Soon you become something that the owl gets used to and accepts you as the norm and will ignore you. I have had one that used to fly to me and sit on a post and watch me.
Low light photography seems to enhance the pictures.
 Because of their slow wing beat and movement through the air they become easy to get good action shots.
Will often sit and pose.
This was taken early evening just as the sun was setting.
Conditions and timing was the same for this shot.

Mike Attwood - Photographer

About Me

My photo
Evacuated during the second world war to a village in Yorkshire where I lived in the home of a good photographer for more than five years who taught me the basics and a great deal about nature. Well past retirement age I have been a wildlife photographer for more than 30 years. Red Kites have been my speciality for much of this period. I did spend several years snapping wheelchair athletes and organizing the British Road Race Championship. In the year 2000 I was awarded a distinction by the Royal Photographic Society for my portfolio on wheelchair athletes. Most of my pics are digital, using Sony cameras and Sigma lenses. I used to spend many weeks each year with friends in Wales which is close to the Elan Valleys where I got many of my raptor pics. I now get these pictures more closely to home, specially red kites and peregrines. I support my pension by selling my pics, cards, coasters, fridge magnets and key rings etc. at craft fairs, something I wish I had done much earlier in life.
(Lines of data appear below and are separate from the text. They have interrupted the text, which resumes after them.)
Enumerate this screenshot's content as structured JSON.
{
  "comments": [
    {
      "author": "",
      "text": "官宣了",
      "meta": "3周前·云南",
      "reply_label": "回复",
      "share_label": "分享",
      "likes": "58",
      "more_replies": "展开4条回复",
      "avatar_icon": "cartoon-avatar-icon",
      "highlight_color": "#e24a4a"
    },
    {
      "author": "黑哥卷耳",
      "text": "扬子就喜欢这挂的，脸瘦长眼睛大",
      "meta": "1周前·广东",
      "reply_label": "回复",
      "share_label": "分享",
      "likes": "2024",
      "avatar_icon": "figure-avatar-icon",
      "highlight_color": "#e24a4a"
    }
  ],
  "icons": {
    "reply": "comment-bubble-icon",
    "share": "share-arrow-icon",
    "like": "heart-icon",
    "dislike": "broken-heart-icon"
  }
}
I give illustrated talks to clubs and societies on wildlife and other branches of photography that I have been involved in.